+++ DATA SHOWN +++

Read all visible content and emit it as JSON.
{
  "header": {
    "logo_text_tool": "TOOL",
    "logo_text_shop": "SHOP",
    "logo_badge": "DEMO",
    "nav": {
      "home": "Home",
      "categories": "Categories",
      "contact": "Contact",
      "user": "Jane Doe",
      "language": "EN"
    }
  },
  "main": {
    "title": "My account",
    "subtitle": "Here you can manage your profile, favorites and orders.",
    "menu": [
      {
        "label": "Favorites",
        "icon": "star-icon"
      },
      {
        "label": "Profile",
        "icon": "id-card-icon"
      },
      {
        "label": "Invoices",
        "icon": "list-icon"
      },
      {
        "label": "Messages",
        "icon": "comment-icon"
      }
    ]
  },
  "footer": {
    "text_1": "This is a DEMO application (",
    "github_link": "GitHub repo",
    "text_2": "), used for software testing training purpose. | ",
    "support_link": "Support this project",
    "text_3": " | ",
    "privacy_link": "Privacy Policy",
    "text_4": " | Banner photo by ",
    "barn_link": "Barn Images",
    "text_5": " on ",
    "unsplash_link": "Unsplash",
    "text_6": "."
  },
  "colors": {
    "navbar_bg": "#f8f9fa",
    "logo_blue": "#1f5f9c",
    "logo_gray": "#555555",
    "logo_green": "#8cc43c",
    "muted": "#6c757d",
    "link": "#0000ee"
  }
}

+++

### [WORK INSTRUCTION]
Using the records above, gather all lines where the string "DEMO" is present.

### [YOUR RESPONSE]
    "logo_badge": "DEMO",
    "text_1": "This is a DEMO application (",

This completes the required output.